The cantata is in three movements:

  1. Auf, Brüder! auf: men's choir and vocal quartet, horns and trombones (bars 1 to 27)
  2. Wohl ist's die Liebe: the vocal quartet a cappella (bars 28 to 69) - Langsam, gemütlich
  3. Heil unserm Vater: mixed choir, wind instruments (bars 70 to 169) - Heiter[1][3]

The cantata, the second of three larger-scale occasional compositions,[6] is Bruckner's first extended composition for large wind ensemble and choir. The first verse, which expresses a male point of view, introduced by a solo horn, is set for men's voices with instruments in a comparable register (horns and trombones). The text of the second movement, which projects a gentle, thoughtful mood, is sung with smaller forces a cappella. The words of the final stanza, which are highly celebratory, introduced by the trumpets, is using the whole tessitura of voices with a large set of wind instruments. The solo horn recalls the introductory motive, providing a musical unity. This cantata may be the first work, in which Bruckner's personal style is clearly recognisable.[3][7]
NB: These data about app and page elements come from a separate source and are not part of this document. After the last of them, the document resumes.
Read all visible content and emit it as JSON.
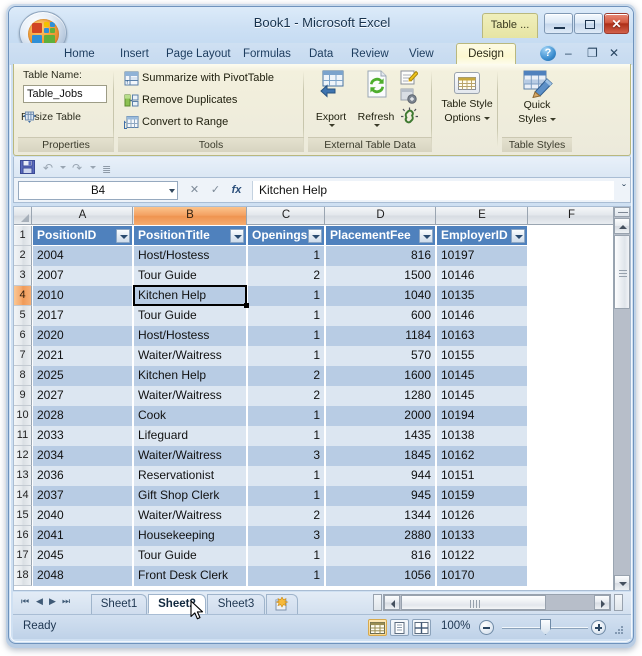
{
  "window": {
    "title": "Book1 - Microsoft Excel",
    "contextual_tab_label": "Table ...",
    "buttons": {
      "minimize": "Minimize",
      "maximize": "Maximize",
      "close": "Close"
    }
  },
  "ribbon": {
    "tabs": [
      {
        "label": "Home",
        "active": false
      },
      {
        "label": "Insert",
        "active": false
      },
      {
        "label": "Page Layout",
        "active": false
      },
      {
        "label": "Formulas",
        "active": false
      },
      {
        "label": "Data",
        "active": false
      },
      {
        "label": "Review",
        "active": false
      },
      {
        "label": "View",
        "active": false
      },
      {
        "label": "Design",
        "active": true
      }
    ],
    "help_label": "?",
    "window_controls": {
      "minimize": "–",
      "restore": "❐",
      "close": "✕"
    },
    "groups": [
      {
        "name": "Properties",
        "label": "Properties",
        "table_name_label": "Table Name:",
        "table_name_value": "Table_Jobs",
        "resize_label": "Resize Table"
      },
      {
        "name": "Tools",
        "label": "Tools",
        "items": [
          {
            "label": "Summarize with PivotTable",
            "icon": "pivottable-icon"
          },
          {
            "label": "Remove Duplicates",
            "icon": "remove-duplicates-icon"
          },
          {
            "label": "Convert to Range",
            "icon": "convert-to-range-icon"
          }
        ]
      },
      {
        "name": "External Table Data",
        "label": "External Table Data",
        "items": [
          {
            "label": "Export",
            "icon": "export-icon"
          },
          {
            "label": "Refresh",
            "icon": "refresh-icon"
          }
        ],
        "small_items": [
          {
            "label": "Properties",
            "icon": "properties-icon"
          },
          {
            "label": "Open in Browser",
            "icon": "open-in-browser-icon"
          },
          {
            "label": "Unlink",
            "icon": "unlink-icon"
          }
        ]
      },
      {
        "name": "Table Style Options",
        "label": "",
        "button_label_line1": "Table Style",
        "button_label_line2": "Options"
      },
      {
        "name": "Table Styles",
        "label": "Table Styles",
        "button_label_line1": "Quick",
        "button_label_line2": "Styles"
      }
    ]
  },
  "quick_access_toolbar": {
    "items": [
      {
        "label": "Save",
        "icon": "save-icon"
      },
      {
        "label": "Undo",
        "icon": "undo-icon"
      },
      {
        "label": "Redo",
        "icon": "redo-icon"
      },
      {
        "label": "Customize Quick Access Toolbar",
        "icon": "customize-icon"
      }
    ]
  },
  "formula_bar": {
    "name_box_value": "B4",
    "cancel_label": "✕",
    "enter_label": "✓",
    "function_label": "fx",
    "content": "Kitchen Help",
    "expand_label": "ˇ"
  },
  "grid": {
    "column_headers": [
      "A",
      "B",
      "C",
      "D",
      "E",
      "F"
    ],
    "selected_column": "B",
    "selected_row": 4,
    "selected_cell": "B4",
    "table_headers": [
      "PositionID",
      "PositionTitle",
      "Openings",
      "PlacementFee",
      "EmployerID"
    ],
    "row_numbers": [
      1,
      2,
      3,
      4,
      5,
      6,
      7,
      8,
      9,
      10,
      11,
      12,
      13,
      14,
      15,
      16,
      17,
      18
    ],
    "rows": [
      {
        "row": 2,
        "PositionID": "2004",
        "PositionTitle": "Host/Hostess",
        "Openings": "1",
        "PlacementFee": "816",
        "EmployerID": "10197"
      },
      {
        "row": 3,
        "PositionID": "2007",
        "PositionTitle": "Tour Guide",
        "Openings": "2",
        "PlacementFee": "1500",
        "EmployerID": "10146"
      },
      {
        "row": 4,
        "PositionID": "2010",
        "PositionTitle": "Kitchen Help",
        "Openings": "1",
        "PlacementFee": "1040",
        "EmployerID": "10135"
      },
      {
        "row": 5,
        "PositionID": "2017",
        "PositionTitle": "Tour Guide",
        "Openings": "1",
        "PlacementFee": "600",
        "EmployerID": "10146"
      },
      {
        "row": 6,
        "PositionID": "2020",
        "PositionTitle": "Host/Hostess",
        "Openings": "1",
        "PlacementFee": "1184",
        "EmployerID": "10163"
      },
      {
        "row": 7,
        "PositionID": "2021",
        "PositionTitle": "Waiter/Waitress",
        "Openings": "1",
        "PlacementFee": "570",
        "EmployerID": "10155"
      },
      {
        "row": 8,
        "PositionID": "2025",
        "PositionTitle": "Kitchen Help",
        "Openings": "2",
        "PlacementFee": "1600",
        "EmployerID": "10145"
      },
      {
        "row": 9,
        "PositionID": "2027",
        "PositionTitle": "Waiter/Waitress",
        "Openings": "2",
        "PlacementFee": "1280",
        "EmployerID": "10145"
      },
      {
        "row": 10,
        "PositionID": "2028",
        "PositionTitle": "Cook",
        "Openings": "1",
        "PlacementFee": "2000",
        "EmployerID": "10194"
      },
      {
        "row": 11,
        "PositionID": "2033",
        "PositionTitle": "Lifeguard",
        "Openings": "1",
        "PlacementFee": "1435",
        "EmployerID": "10138"
      },
      {
        "row": 12,
        "PositionID": "2034",
        "PositionTitle": "Waiter/Waitress",
        "Openings": "3",
        "PlacementFee": "1845",
        "EmployerID": "10162"
      },
      {
        "row": 13,
        "PositionID": "2036",
        "PositionTitle": "Reservationist",
        "Openings": "1",
        "PlacementFee": "944",
        "EmployerID": "10151"
      },
      {
        "row": 14,
        "PositionID": "2037",
        "PositionTitle": "Gift Shop Clerk",
        "Openings": "1",
        "PlacementFee": "945",
        "EmployerID": "10159"
      },
      {
        "row": 15,
        "PositionID": "2040",
        "PositionTitle": "Waiter/Waitress",
        "Openings": "2",
        "PlacementFee": "1344",
        "EmployerID": "10126"
      },
      {
        "row": 16,
        "PositionID": "2041",
        "PositionTitle": "Housekeeping",
        "Openings": "3",
        "PlacementFee": "2880",
        "EmployerID": "10133"
      },
      {
        "row": 17,
        "PositionID": "2045",
        "PositionTitle": "Tour Guide",
        "Openings": "1",
        "PlacementFee": "816",
        "EmployerID": "10122"
      },
      {
        "row": 18,
        "PositionID": "2048",
        "PositionTitle": "Front Desk Clerk",
        "Openings": "1",
        "PlacementFee": "1056",
        "EmployerID": "10170"
      }
    ]
  },
  "sheet_tabs": {
    "tabs": [
      {
        "label": "Sheet1",
        "active": false
      },
      {
        "label": "Sheet2",
        "active": true
      },
      {
        "label": "Sheet3",
        "active": false
      }
    ],
    "insert_sheet_label": "Insert Worksheet"
  },
  "status_bar": {
    "status": "Ready",
    "view_buttons": [
      {
        "label": "Normal",
        "icon": "normal-view-icon",
        "active": true
      },
      {
        "label": "Page Layout",
        "icon": "page-layout-view-icon",
        "active": false
      },
      {
        "label": "Page Break Preview",
        "icon": "page-break-view-icon",
        "active": false
      }
    ],
    "zoom_level": "100%",
    "zoom_out_label": "−",
    "zoom_in_label": "+"
  },
  "colors": {
    "table_header_blue": "#4f81bd",
    "band_dark": "#b8cce4",
    "band_light": "#dce6f1",
    "selected_header_orange": "#f4a263",
    "contextual_tab": "#e6e4a4"
  }
}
There is a single recording of the Mayer Cantate:

  • Thomas Kerbl, Chorvereinigung, Weltliche Männerchöre – CD: LIVA 054, 2012 – with organ accompaniment in part 2


  1. ^ a b c d C. van Zwol, p. 713
  2. ^ C. van Zwol, p. 64
  3. ^ a b c U. Harten, p. 66
  4. ^ Gesamtausgabe – Kantaten und Chorwerke mit Orchester
  5. ^ W. K. Kinder, p. 29
  6. ^ C. Howie,Chapter II, pp. 22-23
  7. ^ W. K. Kinder, p. 28
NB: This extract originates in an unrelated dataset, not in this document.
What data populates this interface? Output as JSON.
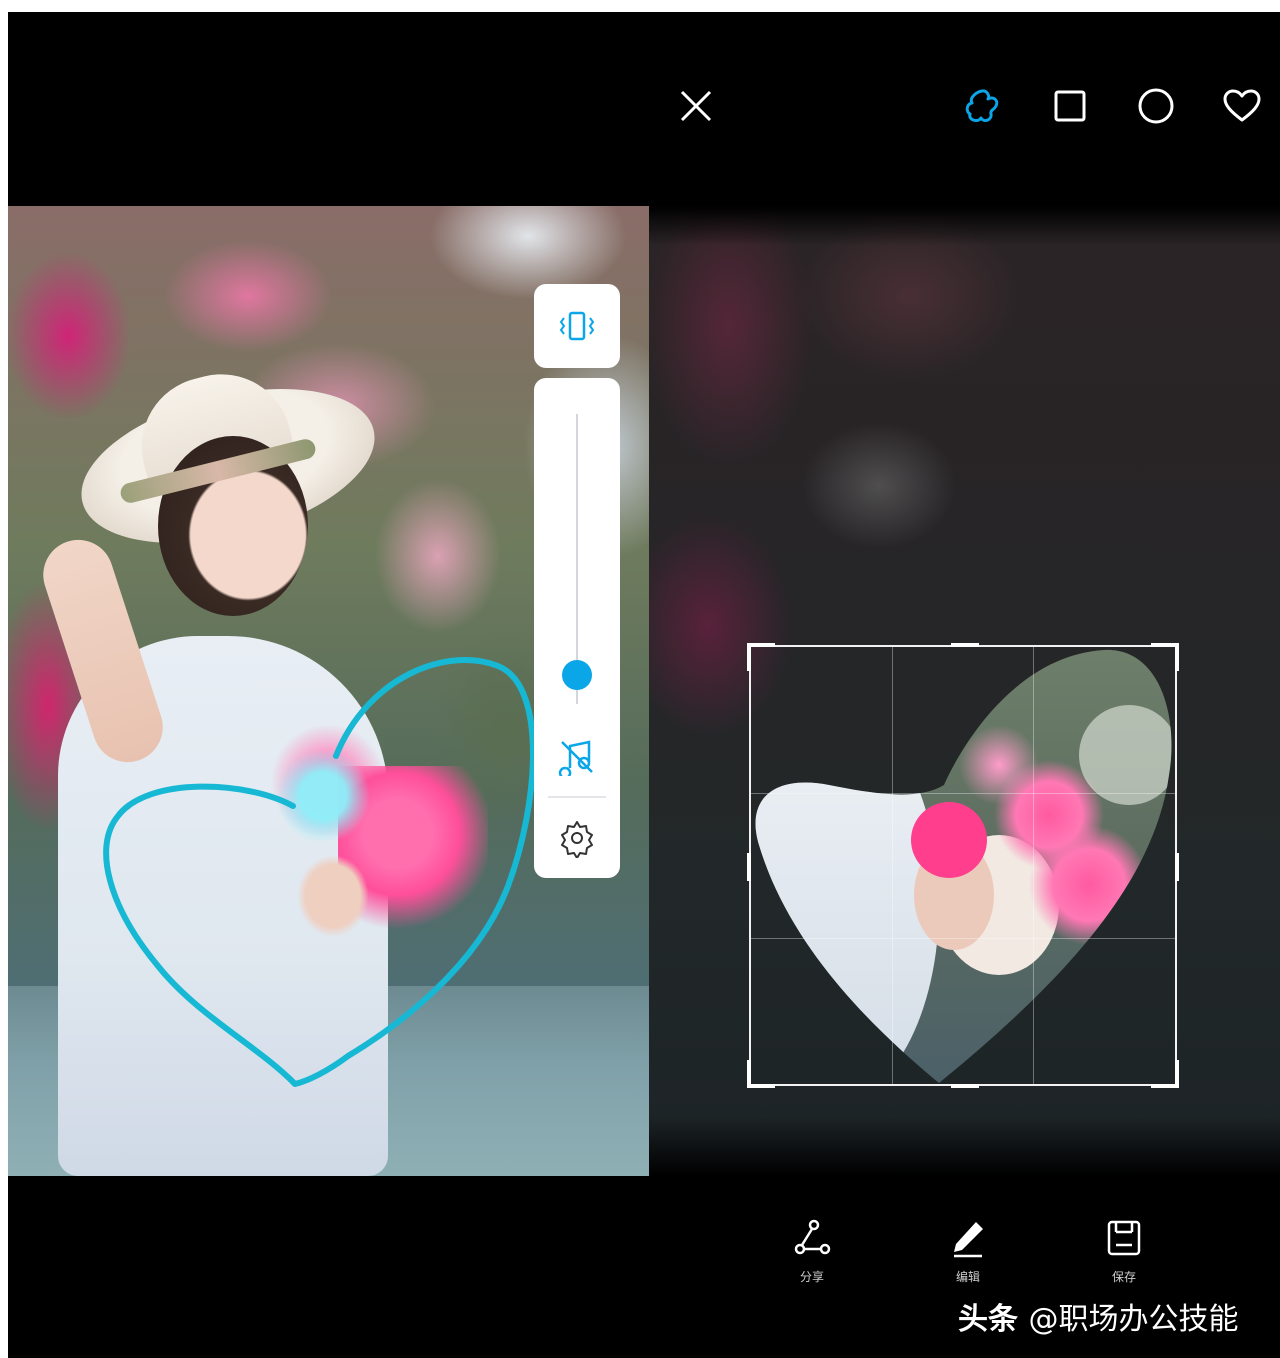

  • August Göllerich, Anton Bruckner. Ein Lebens- und Schaffens-Bild, c. 1922 – posthumous edited by Max Auer by G. Bosse, Regensburg, 1932
  • Anton Bruckner – Sämtliche Werke, Band XXII/1: Kantaten und Chorwerke I (1845–1855), Musikwissenschaftlicher Verlag der Internationalen Bruckner-Gesellschaft, Franz Burkhart, Rudolf H. Führer and Leopold Nowak (Editor), Vienna, 1987
  • Uwe Harten, Anton Bruckner. Ein Handbuch. Residenz Verlag, Salzburg, 1996. ISBN 3-7017-1030-9
  • Keith William Kinder, The Wind and Wind-Chorus Music of Anton Bruckner, Greenwood Press, Westport, Connecticut, 2000
  • Cornelis van Zwol, Anton Bruckner 1824–1896 – Leven en werken, uitg. Thoth, Bussum, Netherlands, 2012. ISBN 978-90-6868-590-9
  • Crawford Howie, Anton Bruckner - A documentary biography, online revised edition

External links[edit]